SHANGHAI • The Chinese authorities have placed the governor of Fujian province, who is also a former chairman of China Petroleum and Chemical Corporation, under investigation for suspected "serious disciplinary violations", according to media reports yesterday.
Mr Su Shulin has been Fujian governor since 2011 and also served as the province's Communist Party deputy chief, the Reuters news agency quoted the anti-graft watchdog, the Central Commission for Discipline Inspection, as saying late on Wednesday.
Mr Su was chairman of China Petroleum and Chemical Corporation, or Sinopec Corp, before his appointment in Fujian, one of China's wealthiest provinces on the coast across from Taiwan.
Reuters said the commission did not give details about Mr Su's suspected "disciplinary violations". But the accusation is used regularly as a euphemism for corruption.
But the mainland's Caixin financial media group, quoting several sources, said anti-graft inspectors found that Mr Su had helped a relative's company secure Sinopec's oil depot project in the Yangpu economic development zone in Hainan province.

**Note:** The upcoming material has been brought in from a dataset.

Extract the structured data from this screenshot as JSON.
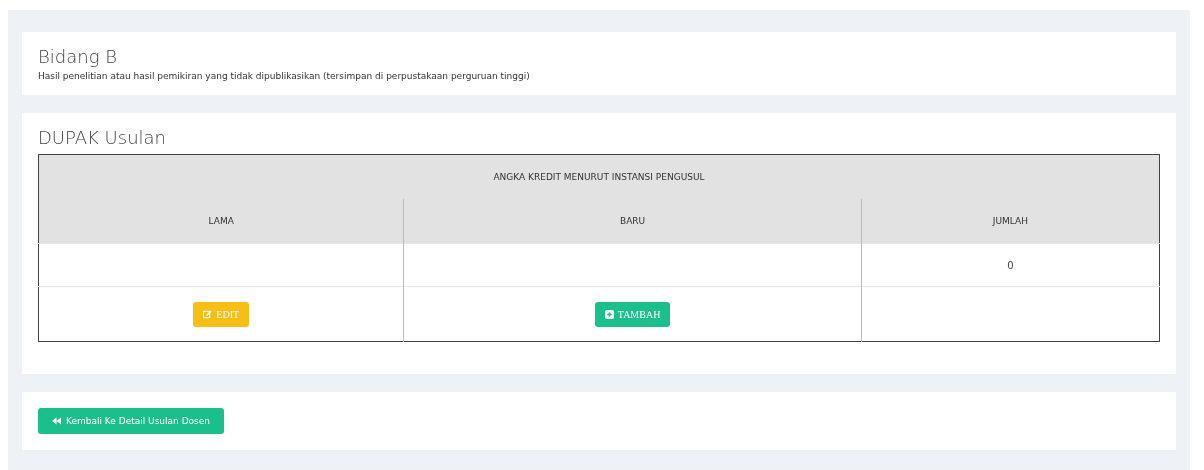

Sinopec had also paid for shopping trips to Hong Kong for Mr Su's wife, according to Caixin.
President Xi Jinping has led a sweeping campaign against corruption, waste and extravagance in official ranks since he assumed power three years ago.
Mr Su, 53, is also a former vice- president of CNPC, the parent of PetroChina , and was seen as a rising star within the party leadership because of his accomplishments and relatively young age.
Mr Xi has targeted the energy industry in his far-reaching campaign against graft.
Former Sinopec president Wang Tianpu, who was put under investigation in April, was found to have taken bribes, offered benefits in exchange for his own promotion and embezzled public assets, according to the anti-graft watchdog.
CNPC was a power base for disgraced former domestic security chief Zhou Yongkang, who was jailed for life for corruption in June.
Critics of the anti-graft drive allege that it is open to factionalism and that the Communist Party has failed to introduce systemic reforms to prevent graft, such as public disclosure of assets, reported Agence France-Presse.
It was not possible to reach Mr Su for comment, and it was not immediately clear if he had any legal representation.
The announcement of the probe into Mr Su came 11 days after top graft buster Wang Qishan visited Fujian, the South China Morning Post reported.